I loved playing, the feedback was great, the adrenaline rush exhilarating. It was an exciting time.
But aside from performing, I spent a lot of solitary time writing at home while I perfected my craft.
Finally, with the wind in my sails, I sent my first poems to a magazine in Sligo called The flaming arrow, and expected, full of anticipation.
I didn’t have to wait long. In two days, the poems were returned to me.
No response, just a library stamp on the cover letter to show it had been received. I stared at the stamped letter for ages – for I was sure there must be a mistake – before I could finally accept that it was a refusal. A writer friend wisely whispered, “Maybe we should thrive on rejection.
To my surprise, soon after, I had one of those same poems accepted by that gold standard of magazines, The Rialto. I was stunned. And happy of course. A revealing lesson on the subjectivity of publishers. I continued to write and submit work with increasing success.
I knew that was the route I had to take if I wanted to get a book of poetry published.
Entering contests was another way to test your progress and also important in finding a publisher. I was now also writing short stories and sending them too.
I’ve won many awards for my work, and every time it’s a thrill, but the award I loved the most was coming in first in the Hannah Greely contest, with my entry The job fair.
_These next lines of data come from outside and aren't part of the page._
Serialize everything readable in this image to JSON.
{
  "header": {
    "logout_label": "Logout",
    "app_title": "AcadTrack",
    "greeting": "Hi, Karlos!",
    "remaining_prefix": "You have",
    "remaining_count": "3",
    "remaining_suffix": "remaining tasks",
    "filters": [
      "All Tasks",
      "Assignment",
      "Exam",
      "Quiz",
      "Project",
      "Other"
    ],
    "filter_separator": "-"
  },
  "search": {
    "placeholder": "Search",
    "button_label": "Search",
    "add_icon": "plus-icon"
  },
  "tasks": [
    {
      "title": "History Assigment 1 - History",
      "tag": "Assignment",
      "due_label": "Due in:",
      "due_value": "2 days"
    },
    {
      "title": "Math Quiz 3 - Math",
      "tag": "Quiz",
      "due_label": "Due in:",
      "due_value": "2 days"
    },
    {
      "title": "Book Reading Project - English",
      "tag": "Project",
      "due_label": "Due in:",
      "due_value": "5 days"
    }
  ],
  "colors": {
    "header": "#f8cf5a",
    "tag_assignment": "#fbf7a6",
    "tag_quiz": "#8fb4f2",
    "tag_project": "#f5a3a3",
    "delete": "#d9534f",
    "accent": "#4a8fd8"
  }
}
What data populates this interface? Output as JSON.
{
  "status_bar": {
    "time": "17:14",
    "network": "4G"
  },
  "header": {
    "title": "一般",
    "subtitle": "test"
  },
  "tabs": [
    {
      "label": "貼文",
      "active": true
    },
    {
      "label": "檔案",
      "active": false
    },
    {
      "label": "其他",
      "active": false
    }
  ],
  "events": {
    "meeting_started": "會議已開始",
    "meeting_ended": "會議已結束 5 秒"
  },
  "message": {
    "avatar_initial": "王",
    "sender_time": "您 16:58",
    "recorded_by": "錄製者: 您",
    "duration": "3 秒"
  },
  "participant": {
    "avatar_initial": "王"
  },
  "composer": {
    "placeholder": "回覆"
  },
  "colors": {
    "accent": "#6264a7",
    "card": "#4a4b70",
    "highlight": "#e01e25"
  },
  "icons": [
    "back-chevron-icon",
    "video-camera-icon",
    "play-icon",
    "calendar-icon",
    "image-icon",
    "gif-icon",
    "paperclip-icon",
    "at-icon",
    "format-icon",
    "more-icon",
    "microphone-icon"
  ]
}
This is the story of how a century ago the children of Gweedore were brought to a hiring fair and sold for six months to wealthy Presbyterian farmers in the Lagan Valley.
This story made a lot of sense to me, as my own grandmother had been sold at such a fair, but luckily without the same disastrous consequences.
By 2008 I had published my first book of poetry, many of my short stories had either appeared in magazines or won awards, and I now had the confidence to attempt longer work. In the interest of getting started, I attended a fiction workshop and found myself tasked with writing a three-hundred-word pitch for a crime novel.
I did it, I enjoyed the experience and the result is Limbomy first novel.
In a detective story like Limbo, the plot is important. But I’m as interested in the script behind the plot as I am in the plot, if not more so, and the characters that populate the story. For me, good storytelling is what I aim for.
Limbo by Maureen Gallagher, Poolbeg Press, £13.99, available now